This approach suited both parties. In fact, they all got on so well that Hût eventually moved in to share an office with Carver and Carloss’s creative agency, Cunning. “They were so easy to get along with and very flexible,” says Carloss. “We had worked with a couple of architects in the past and they always seem to have had an agenda, and that is what they stick to. That can be very difficult when you have your own opinions.”
As it turns out, Carver and Carloss’s opinions dictated many of the changes made to Starvecrow Cottage. The 4,500-square-foot building retains much the same footprint of its mid-century counterpart, but the addition of floor-to-ceiling windows to the rear and various skylights brings the outstanding landscape closer and fills the home with light. “My dream property has always been one level and with massive picture windows,” says Carloss. “This allowed us to do that, but the amount of renovations and the budget were far greater than what we first thought of. We sometimes joke that it would have been easier and cheaper to have knocked it down and started again. But the shape is beautiful and we wanted to retain that.” Surprisingly, previous residents had not thought to have a proper view of the valley, much of which is owned by the family’s famous neighbor, Sir Paul McCartney.
To decide on the exterior materials, the team left more than a dozen types of timber and treatments out in the elements for a month before deciding on untreated Siberian larch, which sheaths the house’s nearly four-inch layer of insulation. This replaces the previous stucco frontage and ensures that the home remains warm and dry, while the wood will age naturally. The bungalow is just a short drive from the sea, so the weather can become extreme, another reason for the decision to use polished concrete for the floors—the family need not worry about wandering in from forest walks with muddy shoes.
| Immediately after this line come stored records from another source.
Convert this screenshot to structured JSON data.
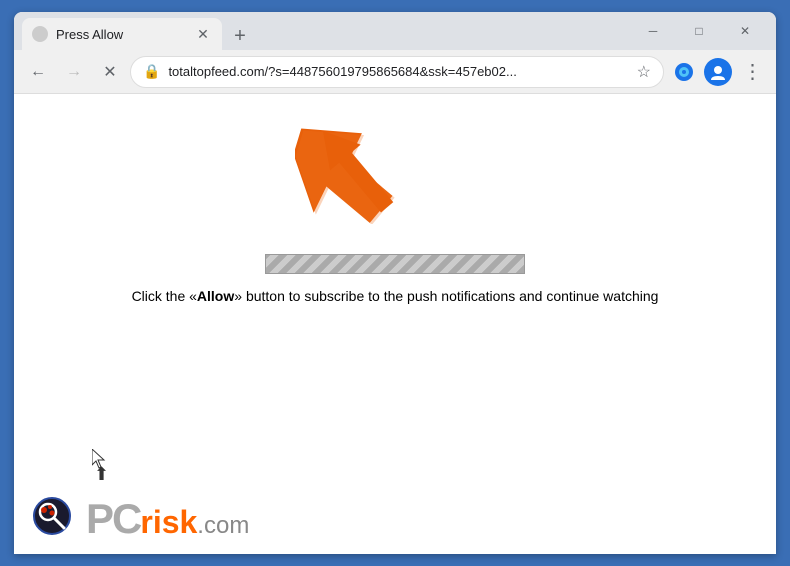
{
  "window": {
    "title": "Press Allow",
    "minimize_label": "─",
    "maximize_label": "□",
    "close_label": "✕"
  },
  "tab": {
    "title": "Press Allow",
    "new_tab_label": "+"
  },
  "toolbar": {
    "back_label": "←",
    "forward_label": "→",
    "reload_label": "✕",
    "address": "totaltopfeed.com/?s=448756019795865684&ssk=457eb02...",
    "lock_icon": "🔒",
    "star_label": "☆",
    "profile_label": "👤",
    "menu_label": "⋮",
    "extension_icon": "🔵"
  },
  "page": {
    "instruction_prefix": "Click the «",
    "instruction_allow": "Allow",
    "instruction_suffix": "» button to subscribe to the push notifications and continue watching"
  },
  "logo": {
    "pc_text": "PC",
    "risk_text": "risk",
    "dot_com": ".com"
  }
}
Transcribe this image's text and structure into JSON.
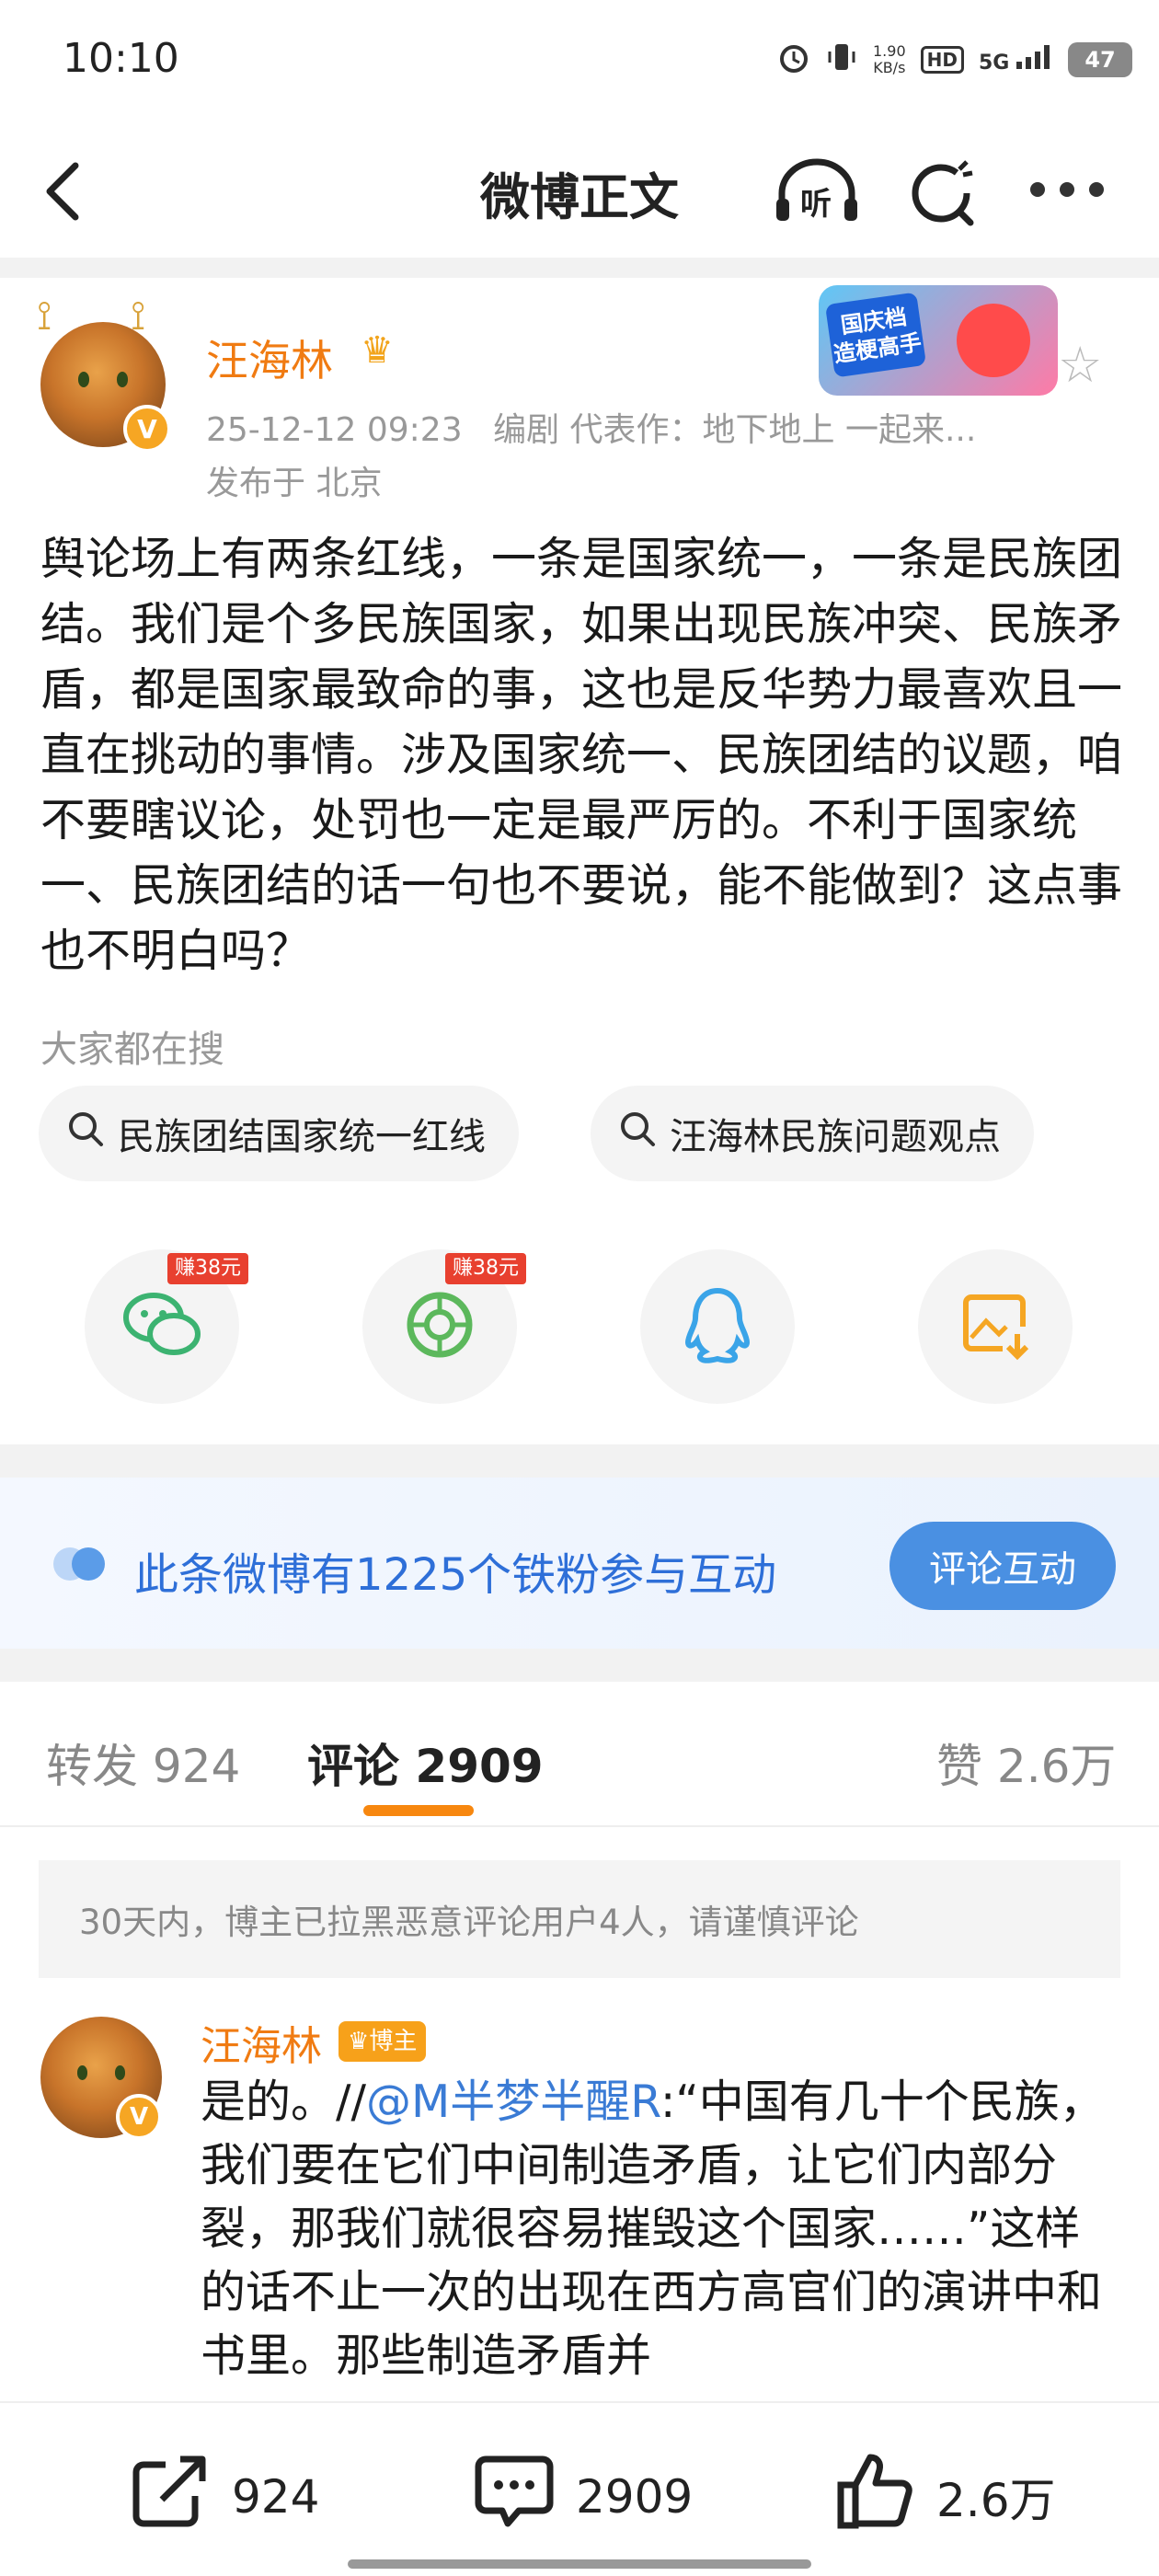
{
  "status_bar": {
    "time": "10:10",
    "net_speed_value": "1.90",
    "net_speed_unit": "KB/s",
    "hd": "HD",
    "signal": "5G",
    "battery": "47"
  },
  "header": {
    "title": "微博正文",
    "listen_label": "听"
  },
  "post": {
    "author": "汪海林",
    "datetime": "25-12-12 09:23",
    "role": "编剧 代表作：地下地上 一起来...",
    "location": "发布于 北京",
    "promo_line1": "国庆档",
    "promo_line2": "造梗高手",
    "text": "舆论场上有两条红线，一条是国家统一，一条是民族团结。我们是个多民族国家，如果出现民族冲突、民族矛盾，都是国家最致命的事，这也是反华势力最喜欢且一直在挑动的事情。涉及国家统一、民族团结的议题，咱不要瞎议论，处罚也一定是最严厉的。不利于国家统一、民族团结的话一句也不要说，能不能做到？这点事也不明白吗？",
    "search_label": "大家都在搜",
    "search_chips": [
      "民族团结国家统一红线",
      "汪海林民族问题观点"
    ]
  },
  "share": {
    "reward_1": "赚38元",
    "reward_2": "赚38元",
    "icons": [
      "wechat-icon",
      "moments-icon",
      "qq-icon",
      "save-image-icon"
    ]
  },
  "fan_banner": {
    "text": "此条微博有1225个铁粉参与互动",
    "button": "评论互动"
  },
  "tabs": {
    "repost": "转发 924",
    "comment": "评论 2909",
    "like": "赞 2.6万"
  },
  "notice": "30天内，博主已拉黑恶意评论用户4人，请谨慎评论",
  "comment": {
    "author": "汪海林",
    "badge": "博主",
    "prefix": "是的。//",
    "mention": "@M半梦半醒R",
    "text": ":“中国有几十个民族，我们要在它们中间制造矛盾，让它们内部分裂，那我们就很容易摧毁这个国家……”这样的话不止一次的出现在西方高官们的演讲中和书里。那些制造矛盾并"
  },
  "bottom_bar": {
    "repost": "924",
    "comment": "2909",
    "like": "2.6万"
  },
  "colors": {
    "accent_orange": "#f07b12",
    "link_blue": "#3a7bd5",
    "button_blue": "#4a90e2",
    "tab_underline": "#f7870f"
  }
}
The internal layout is also far more open than the original, creating what Carver calls “a country loft apartment feel.” The couple had an artist friend, Neil Jolliff, come in to add flourishes such as the sherbet–colored kitchen cabinets and a comic-book shelving unit for the couple’s six-year-old son Finlay’s bedroom, which also benefits from some neat capsule-like beds from design store Habitat.
Perhaps the most stunning result of the collaborative work between Hût and Carver and Carloss is the glass-roofed conservatory, which brings the wood from outdoors inside. It houses many of the couple’s eclectic purchases, such as a foosball table and tabletop Space Invaders. Adding to the quirk factor is a varied collection of taxidermy throughout the home, including the eye-catching stuffed fox who looks out over the valley.
The newly realized Starvecrow Cottage is finished, at least for now, and the family is settling into full-time occupancy with Finlay attending a local grade school and the pair alternating days in their London office. “It is nice to see a place being lived in,” says Whiting. “As an architect there is that awful [experience] where you finish a project and
it looks great, but then you never see it again.” To some, Carver and Carloss might have been the clients from hell. But to Whiting they were inspiring; they have become both friends and office buddies as well as inspiring patrons. He adds, “I suspect our work here may not be entirely over, but that’s the exciting aspect of working with such creative people.”